“When we started filming Last Tango, like so many other people, I was completely blown away by Sarah’s performance,” Sally says. “As a writer you feed off performance – if you see a great performance it makes you want to write more and more. When Ben Stephenson [BBC Controller, Drama Commissioning] asked me what I wanted to do next, one of the factors that made me want to create Happy Valley was that I wanted to write something else for Sarah.”
But Happy Valley is not just the story of a woman’s grief. Catherine has a job to do, too and has to act on her suspicions when a nervous accountant, Kevin Weatherill (Steve Pemberton), arrives to report a crime, but loses his nerve and leaves before giving details.
The crime Kevin intended to report is of his own making: a plot to kidnap his boss’s daughter. However, after asking local drug baron Ashley Cowgill (Joe Armstrong) for help with the abduction, events spiral out of control and Kevin is soon regretting the whole idea.
Sarah says playing a sergeant in Happy Valley, which also stars Siobhan Finneran, George Costigan and Adam Long, has given her a new appreciation of the police.
“I went out with the police in Calderdale. It was fantastically useful,” she says. “Our police adviser was always on set to help with the procedural stuff – she had a very keen eye for accuracy. I really did need her there all the time, just for tiny things like putting on handcuffs or, in one scene, delivering bad news. She told me, ‘Look it’s OK to cry and hug them’.
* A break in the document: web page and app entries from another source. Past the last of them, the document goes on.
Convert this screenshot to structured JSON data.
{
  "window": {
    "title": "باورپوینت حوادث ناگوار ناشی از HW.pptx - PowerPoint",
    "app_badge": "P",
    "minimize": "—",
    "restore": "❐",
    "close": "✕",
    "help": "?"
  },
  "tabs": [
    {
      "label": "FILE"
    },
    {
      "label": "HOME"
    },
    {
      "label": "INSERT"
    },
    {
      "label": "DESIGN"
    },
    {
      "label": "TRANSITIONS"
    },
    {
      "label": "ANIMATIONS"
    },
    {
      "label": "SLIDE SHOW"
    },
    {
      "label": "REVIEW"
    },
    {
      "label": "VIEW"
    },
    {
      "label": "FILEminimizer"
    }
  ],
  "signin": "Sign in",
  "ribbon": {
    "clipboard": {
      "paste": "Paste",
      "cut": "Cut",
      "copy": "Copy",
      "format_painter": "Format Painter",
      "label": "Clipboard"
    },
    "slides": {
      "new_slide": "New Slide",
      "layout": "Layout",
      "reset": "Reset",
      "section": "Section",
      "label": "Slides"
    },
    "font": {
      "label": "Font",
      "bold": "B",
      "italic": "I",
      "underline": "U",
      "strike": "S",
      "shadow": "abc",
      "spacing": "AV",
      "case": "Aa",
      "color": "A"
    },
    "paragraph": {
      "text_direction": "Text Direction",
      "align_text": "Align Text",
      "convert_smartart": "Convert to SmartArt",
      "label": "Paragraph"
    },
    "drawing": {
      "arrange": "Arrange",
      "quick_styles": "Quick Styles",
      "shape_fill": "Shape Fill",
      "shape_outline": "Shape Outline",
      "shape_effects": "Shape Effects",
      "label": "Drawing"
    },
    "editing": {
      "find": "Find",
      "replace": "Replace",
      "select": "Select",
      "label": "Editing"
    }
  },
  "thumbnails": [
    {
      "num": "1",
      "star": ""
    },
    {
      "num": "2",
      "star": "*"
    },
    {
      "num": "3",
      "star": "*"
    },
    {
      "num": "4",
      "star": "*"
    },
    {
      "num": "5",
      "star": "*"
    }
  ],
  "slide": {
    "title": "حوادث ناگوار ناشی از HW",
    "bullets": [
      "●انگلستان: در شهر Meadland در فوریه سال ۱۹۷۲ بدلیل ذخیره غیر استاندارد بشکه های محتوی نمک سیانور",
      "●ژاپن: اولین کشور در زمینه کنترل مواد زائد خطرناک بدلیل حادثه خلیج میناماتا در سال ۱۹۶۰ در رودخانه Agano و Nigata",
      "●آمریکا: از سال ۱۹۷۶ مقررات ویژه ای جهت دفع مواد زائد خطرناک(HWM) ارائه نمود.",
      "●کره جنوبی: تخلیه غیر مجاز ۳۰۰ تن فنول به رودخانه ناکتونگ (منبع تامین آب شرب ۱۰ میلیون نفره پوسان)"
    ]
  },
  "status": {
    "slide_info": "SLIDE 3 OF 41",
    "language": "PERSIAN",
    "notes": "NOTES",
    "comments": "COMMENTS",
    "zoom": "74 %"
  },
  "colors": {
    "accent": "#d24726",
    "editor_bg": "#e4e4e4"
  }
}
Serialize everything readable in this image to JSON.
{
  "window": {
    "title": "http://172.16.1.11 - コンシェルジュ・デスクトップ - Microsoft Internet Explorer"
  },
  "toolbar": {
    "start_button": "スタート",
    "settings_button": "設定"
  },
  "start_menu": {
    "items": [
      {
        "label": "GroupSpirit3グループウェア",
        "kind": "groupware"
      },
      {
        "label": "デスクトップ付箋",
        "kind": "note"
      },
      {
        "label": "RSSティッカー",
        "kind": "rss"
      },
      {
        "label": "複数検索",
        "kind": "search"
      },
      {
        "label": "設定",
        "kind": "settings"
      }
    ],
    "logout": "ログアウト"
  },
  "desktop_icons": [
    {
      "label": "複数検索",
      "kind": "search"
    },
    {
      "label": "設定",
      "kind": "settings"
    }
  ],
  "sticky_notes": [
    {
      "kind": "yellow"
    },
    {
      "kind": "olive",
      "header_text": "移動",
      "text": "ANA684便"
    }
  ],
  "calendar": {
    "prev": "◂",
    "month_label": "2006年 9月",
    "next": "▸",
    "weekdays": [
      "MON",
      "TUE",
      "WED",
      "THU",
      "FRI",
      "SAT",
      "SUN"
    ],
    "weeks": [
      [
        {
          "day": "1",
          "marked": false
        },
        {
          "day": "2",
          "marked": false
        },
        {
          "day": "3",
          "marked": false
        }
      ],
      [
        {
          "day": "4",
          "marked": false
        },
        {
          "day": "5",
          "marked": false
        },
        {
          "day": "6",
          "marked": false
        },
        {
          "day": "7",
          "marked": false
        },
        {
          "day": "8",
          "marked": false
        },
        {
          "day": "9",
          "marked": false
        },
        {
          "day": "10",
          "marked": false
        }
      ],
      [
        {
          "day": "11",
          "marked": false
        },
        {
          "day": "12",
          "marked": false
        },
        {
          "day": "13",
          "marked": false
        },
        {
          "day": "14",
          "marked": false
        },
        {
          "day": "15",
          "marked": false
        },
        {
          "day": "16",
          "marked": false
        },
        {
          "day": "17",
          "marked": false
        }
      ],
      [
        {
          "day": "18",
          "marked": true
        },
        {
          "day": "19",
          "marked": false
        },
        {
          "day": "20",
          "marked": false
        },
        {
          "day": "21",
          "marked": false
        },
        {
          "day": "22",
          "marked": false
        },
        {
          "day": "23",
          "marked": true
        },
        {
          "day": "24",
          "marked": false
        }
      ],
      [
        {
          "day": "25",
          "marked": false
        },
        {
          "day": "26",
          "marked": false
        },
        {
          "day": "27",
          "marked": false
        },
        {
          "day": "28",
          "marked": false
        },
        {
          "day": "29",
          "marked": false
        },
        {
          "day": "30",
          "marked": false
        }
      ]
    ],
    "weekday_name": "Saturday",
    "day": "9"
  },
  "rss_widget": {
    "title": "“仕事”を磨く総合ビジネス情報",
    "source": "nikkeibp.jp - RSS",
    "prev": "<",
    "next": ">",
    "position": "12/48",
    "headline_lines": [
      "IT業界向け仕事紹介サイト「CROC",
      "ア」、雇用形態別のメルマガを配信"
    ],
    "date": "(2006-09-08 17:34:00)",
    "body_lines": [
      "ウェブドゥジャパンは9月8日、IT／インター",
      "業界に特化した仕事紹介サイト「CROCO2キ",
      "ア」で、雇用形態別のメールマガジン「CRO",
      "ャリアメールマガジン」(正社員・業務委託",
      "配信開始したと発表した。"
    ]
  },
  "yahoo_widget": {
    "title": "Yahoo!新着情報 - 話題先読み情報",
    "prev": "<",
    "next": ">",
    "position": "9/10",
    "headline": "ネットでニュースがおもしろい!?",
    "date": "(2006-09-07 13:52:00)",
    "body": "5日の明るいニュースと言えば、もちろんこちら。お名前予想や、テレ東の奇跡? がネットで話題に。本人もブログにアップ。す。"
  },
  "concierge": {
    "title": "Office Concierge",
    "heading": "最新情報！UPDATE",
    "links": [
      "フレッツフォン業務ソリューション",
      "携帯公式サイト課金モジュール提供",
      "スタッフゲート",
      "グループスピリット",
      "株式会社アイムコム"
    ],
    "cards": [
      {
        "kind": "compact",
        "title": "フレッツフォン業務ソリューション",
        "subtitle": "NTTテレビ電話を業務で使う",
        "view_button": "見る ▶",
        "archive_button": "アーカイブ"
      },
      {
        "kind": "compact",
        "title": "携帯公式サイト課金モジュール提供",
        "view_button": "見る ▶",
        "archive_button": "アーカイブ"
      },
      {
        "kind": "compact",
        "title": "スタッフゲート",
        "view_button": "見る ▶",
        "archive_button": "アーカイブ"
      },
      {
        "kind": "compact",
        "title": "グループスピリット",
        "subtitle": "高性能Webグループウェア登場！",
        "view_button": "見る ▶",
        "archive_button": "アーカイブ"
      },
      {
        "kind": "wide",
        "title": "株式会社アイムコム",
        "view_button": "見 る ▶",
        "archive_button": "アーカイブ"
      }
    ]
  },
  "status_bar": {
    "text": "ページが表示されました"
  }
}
“One of the most interesting things I learned was how undermanned the police are and that their life can change within five minutes. We had this incident where we were called out to a house where the bailiffs had turned up and needed to take some belongings away. It turned into the filthiest fight and that’s when I stayed in the van. The whole day changed. It’s interesting, but it’s not for me.”
Happy Valley, BBC1, Tuesday, April 29